Stargazing and the Night Skies
By Annie St. Francis
Stargazing in the country. Among the greatest privileges and pleasures of country living is looking up into the Heavens, and seeing the many stars of a majestic dark sky. How many stars can you see in dark night of the countryside? Sky and Telescope tells us the number is about 4,500 on a clear night. By contrast, in the suburbs, the number is closer to 450. In a metropolitan city such as Chicago or Boston, they tell us the number of stars that can usually be seen is just 35. Wow.
Seeing the sky filled with stars is a wondrous experience for people of all ages, and an opportunity not only to enjoy the beauty of a starlit night, but also to learn about the amazing universe we call home. From the history of astronomical discovery to the great debates of the present, and emerging ideas about our cosmological journey into the future, we hope you’ll find that the books we’ve included below help build upon the inquiries of budding curiosity.

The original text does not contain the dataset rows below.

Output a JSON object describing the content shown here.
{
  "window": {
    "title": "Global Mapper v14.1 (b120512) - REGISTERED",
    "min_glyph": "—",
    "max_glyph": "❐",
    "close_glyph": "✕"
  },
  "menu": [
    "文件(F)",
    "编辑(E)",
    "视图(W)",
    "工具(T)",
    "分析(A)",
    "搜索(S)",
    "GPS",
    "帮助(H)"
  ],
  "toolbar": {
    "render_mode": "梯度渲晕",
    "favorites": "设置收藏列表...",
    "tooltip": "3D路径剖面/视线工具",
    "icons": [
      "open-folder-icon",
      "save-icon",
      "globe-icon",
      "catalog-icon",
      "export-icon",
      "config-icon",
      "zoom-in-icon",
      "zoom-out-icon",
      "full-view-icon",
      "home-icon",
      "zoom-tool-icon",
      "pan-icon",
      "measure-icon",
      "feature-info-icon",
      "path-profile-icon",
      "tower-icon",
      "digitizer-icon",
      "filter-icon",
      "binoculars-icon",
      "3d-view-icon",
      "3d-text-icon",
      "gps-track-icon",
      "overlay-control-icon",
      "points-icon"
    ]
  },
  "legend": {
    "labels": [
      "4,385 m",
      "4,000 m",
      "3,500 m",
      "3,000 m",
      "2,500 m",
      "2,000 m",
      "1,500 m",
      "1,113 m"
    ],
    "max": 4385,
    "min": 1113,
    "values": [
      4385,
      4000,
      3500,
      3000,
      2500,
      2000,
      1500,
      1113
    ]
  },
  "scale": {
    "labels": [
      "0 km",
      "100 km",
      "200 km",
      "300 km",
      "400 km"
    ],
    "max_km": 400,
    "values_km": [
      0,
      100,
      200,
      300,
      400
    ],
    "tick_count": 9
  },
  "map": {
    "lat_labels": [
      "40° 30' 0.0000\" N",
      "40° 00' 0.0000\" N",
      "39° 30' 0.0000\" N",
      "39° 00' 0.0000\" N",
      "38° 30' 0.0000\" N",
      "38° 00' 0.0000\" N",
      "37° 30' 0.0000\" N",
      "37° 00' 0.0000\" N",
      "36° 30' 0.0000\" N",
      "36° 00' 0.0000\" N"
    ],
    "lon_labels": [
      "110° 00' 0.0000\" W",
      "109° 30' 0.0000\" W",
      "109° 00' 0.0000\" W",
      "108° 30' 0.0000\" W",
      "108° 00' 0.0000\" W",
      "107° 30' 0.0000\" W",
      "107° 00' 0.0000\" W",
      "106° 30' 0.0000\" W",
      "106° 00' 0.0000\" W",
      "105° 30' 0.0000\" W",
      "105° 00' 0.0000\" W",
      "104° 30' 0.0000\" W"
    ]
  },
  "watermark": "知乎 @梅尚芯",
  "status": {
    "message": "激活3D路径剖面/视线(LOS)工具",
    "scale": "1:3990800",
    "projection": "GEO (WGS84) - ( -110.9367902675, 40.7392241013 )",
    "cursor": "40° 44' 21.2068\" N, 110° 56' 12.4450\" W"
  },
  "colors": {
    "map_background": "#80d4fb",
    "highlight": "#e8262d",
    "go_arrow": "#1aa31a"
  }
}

By Edward Brooke-Hitching
The Sky Atlas unveils some of the most beautiful maps and charts ever created during humankind’s quest to map the skies above us. This richly illustrated treasury showcases the finest examples of celestial cartography–a glorious art often overlooked by modern map books–as well as medieval manuscripts, masterpiece paintings, ancient star catalogs, antique instruments, and other curiosities. This is the sky as it has never been presented before: the realm of stars and planets, but also of gods, devils, weather wizards, flying sailors, ancient aliens, mythological animals, and rampaging spirits. Packed with celestial maps, illustrations, and stories of places, people, and creatures that different cultures throughout history have observed or imagined in the heavens. Readers are taken on a tour of star-obsessed cultures around the world, learning about Tibetan sky burials, star-covered Inuit dancing coats, Mongolian astral prophets and Sir William Herschel’s 1781 discovery of Uranus, the first planet to be found since antiquity. A gorgeous book that delights stargazers and map lovers alike.

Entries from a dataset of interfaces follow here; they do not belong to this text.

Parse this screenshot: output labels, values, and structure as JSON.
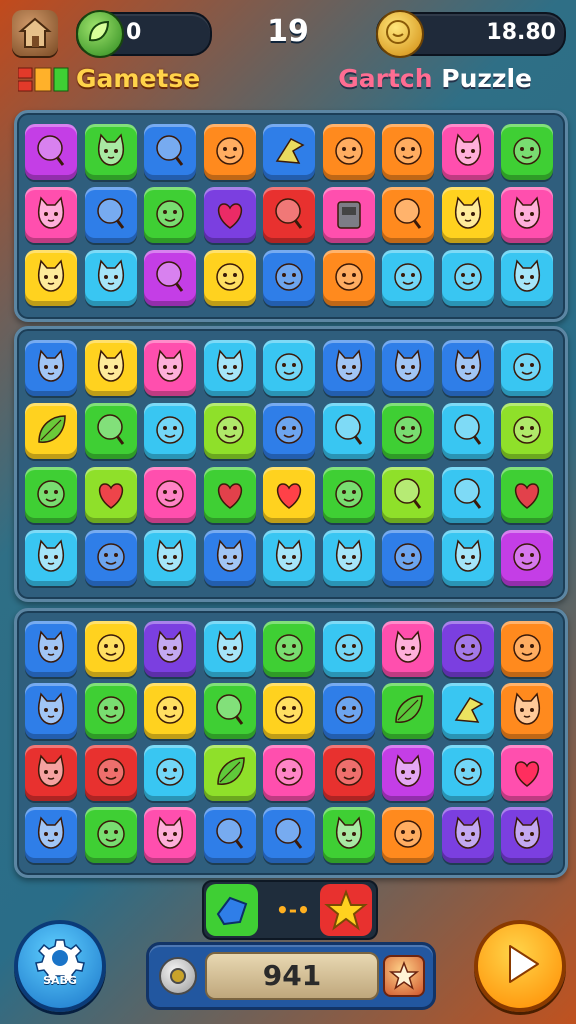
{
  "header": {
    "leaf_count": "0",
    "level": "19",
    "coin_balance": "18.80",
    "title_left": "Gametse",
    "title_right_prefix": "Gartch",
    "title_right_suffix": " Puzzle"
  },
  "colors": {
    "orange": "#ff8a1e",
    "yellow": "#ffd21f",
    "green": "#3fcf34",
    "lime": "#8fe02a",
    "blue": "#2f7ee8",
    "cyan": "#39c6f2",
    "pink": "#ff4fae",
    "magenta": "#c43ee6",
    "purple": "#7b3fe0",
    "red": "#e8312f",
    "teal": "#2fc6a8"
  },
  "boards": [
    {
      "rows": [
        [
          [
            "magenta",
            "balloon"
          ],
          [
            "green",
            "cat"
          ],
          [
            "blue",
            "balloon"
          ],
          [
            "orange",
            "face"
          ],
          [
            "blue",
            "arrow"
          ],
          [
            "orange",
            "face"
          ],
          [
            "orange",
            "face"
          ],
          [
            "pink",
            "cat"
          ],
          [
            "green",
            "face"
          ]
        ],
        [
          [
            "pink",
            "cat"
          ],
          [
            "blue",
            "balloon"
          ],
          [
            "green",
            "face"
          ],
          [
            "purple",
            "heart"
          ],
          [
            "red",
            "balloon"
          ],
          [
            "pink",
            "box"
          ],
          [
            "orange",
            "balloon"
          ],
          [
            "yellow",
            "cat"
          ],
          [
            "pink",
            "cat"
          ]
        ],
        [
          [
            "yellow",
            "cat"
          ],
          [
            "cyan",
            "cat"
          ],
          [
            "magenta",
            "balloon"
          ],
          [
            "yellow",
            "face"
          ],
          [
            "blue",
            "face"
          ],
          [
            "orange",
            "face"
          ],
          [
            "cyan",
            "face"
          ],
          [
            "cyan",
            "face"
          ],
          [
            "cyan",
            "cat"
          ]
        ]
      ]
    },
    {
      "rows": [
        [
          [
            "blue",
            "cat"
          ],
          [
            "yellow",
            "cat"
          ],
          [
            "pink",
            "cat"
          ],
          [
            "cyan",
            "cat"
          ],
          [
            "cyan",
            "face"
          ],
          [
            "blue",
            "cat"
          ],
          [
            "blue",
            "cat"
          ],
          [
            "blue",
            "cat"
          ],
          [
            "cyan",
            "face"
          ]
        ],
        [
          [
            "yellow",
            "leaf"
          ],
          [
            "green",
            "balloon"
          ],
          [
            "cyan",
            "face"
          ],
          [
            "lime",
            "face"
          ],
          [
            "blue",
            "face"
          ],
          [
            "cyan",
            "balloon"
          ],
          [
            "green",
            "face"
          ],
          [
            "cyan",
            "balloon"
          ],
          [
            "lime",
            "face"
          ]
        ],
        [
          [
            "green",
            "face"
          ],
          [
            "lime",
            "heart"
          ],
          [
            "pink",
            "face"
          ],
          [
            "green",
            "heart"
          ],
          [
            "yellow",
            "heart"
          ],
          [
            "green",
            "face"
          ],
          [
            "lime",
            "balloon"
          ],
          [
            "cyan",
            "balloon"
          ],
          [
            "green",
            "heart"
          ]
        ],
        [
          [
            "cyan",
            "cat"
          ],
          [
            "blue",
            "face"
          ],
          [
            "cyan",
            "cat"
          ],
          [
            "blue",
            "cat"
          ],
          [
            "cyan",
            "cat"
          ],
          [
            "cyan",
            "cat"
          ],
          [
            "blue",
            "face"
          ],
          [
            "cyan",
            "cat"
          ],
          [
            "magenta",
            "face"
          ]
        ]
      ]
    },
    {
      "rows": [
        [
          [
            "blue",
            "cat"
          ],
          [
            "yellow",
            "face"
          ],
          [
            "purple",
            "cat"
          ],
          [
            "cyan",
            "cat"
          ],
          [
            "green",
            "face"
          ],
          [
            "cyan",
            "face"
          ],
          [
            "pink",
            "cat"
          ],
          [
            "purple",
            "face"
          ],
          [
            "orange",
            "face"
          ]
        ],
        [
          [
            "blue",
            "cat"
          ],
          [
            "green",
            "face"
          ],
          [
            "yellow",
            "face"
          ],
          [
            "green",
            "balloon"
          ],
          [
            "yellow",
            "face"
          ],
          [
            "blue",
            "face"
          ],
          [
            "green",
            "leaf"
          ],
          [
            "cyan",
            "arrow"
          ],
          [
            "orange",
            "cat"
          ]
        ],
        [
          [
            "red",
            "cat"
          ],
          [
            "red",
            "face"
          ],
          [
            "cyan",
            "face"
          ],
          [
            "lime",
            "leaf"
          ],
          [
            "pink",
            "face"
          ],
          [
            "red",
            "face"
          ],
          [
            "magenta",
            "cat"
          ],
          [
            "cyan",
            "face"
          ],
          [
            "pink",
            "heart"
          ]
        ],
        [
          [
            "blue",
            "cat"
          ],
          [
            "green",
            "face"
          ],
          [
            "pink",
            "cat"
          ],
          [
            "blue",
            "balloon"
          ],
          [
            "blue",
            "balloon"
          ],
          [
            "green",
            "cat"
          ],
          [
            "orange",
            "face"
          ],
          [
            "purple",
            "cat"
          ],
          [
            "purple",
            "cat"
          ]
        ]
      ]
    }
  ],
  "bottom": {
    "settings_label": "SABG",
    "score": "941",
    "left_swap_color": "green",
    "right_swap_color": "red",
    "swap_dots": "•-•"
  },
  "icons": [
    "home-icon",
    "leaf-coin-icon",
    "gold-coin-icon",
    "gear-icon",
    "play-icon",
    "star-icon"
  ]
}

By Guilherme De Almeida
Once the Sun has gone down, on clear nights without moonlight, the sky is inhabited by thousands of lumi- nous dots of various colors and levels of brightness. The spectacle offered by a starry sky is both grand and sublime, especially in less urban areas. In places where night illumination and air pollution are that much more intense, it is well known that we are unable to see as many stars as in a rural region. Nevertheless, this need not be overstated: on the out- skirts of cities, or even in the cities themselves,provided you choose the more favorable areas, it is still possible to see many stars. Navigating the Night Sky is aimed at anyone who marvels at the night sky and who wishes to learn to recognize constellations and identify the brightest stars by name. It is essentially a practical book, which accompanies the reader on their celestial explorations, guiding their way around the stars. Prior knowledge is not required in order to use the book. Anyone can enjoy it, from the youngest student to the interested adult.
By Elena Percivaldi
Travel across the celestial skies courtesy of the most stunning star atlases ever created during three centuries of mapmaking. Featuring splendid illustrations of the most famous, rare, and impressive star atlases ever realized from the sixteenth to the nineteenth centuries, this gorgeous book leads you on a journey through the constellations. Find out about the work of history’s great astronomers, their sometimes-fantastic interpretations of extraterrestrial phenomena, and how our knowledge of the universe evolved. Merging art and scientific knowledge, Celestial Atlas gives us a fascinating glimpse into the past.
By Jay M. Pasachoff
The Peterson First Guide to Astronomy provides an introduction to astronomy for beginners, featuring photographs taken from the MESSENGER spacecraft and predictions for meteor showers, comets, and eclipses. The book encourages readers to go out into the field, using the maps that show the positions of the stars throughout the year as a guide. This edition maintains the easy-to-use condensed format of the original, and makes it easy to proceed to the full-fledged Peterson Field Guide to Stars and Planets for more in-depth information.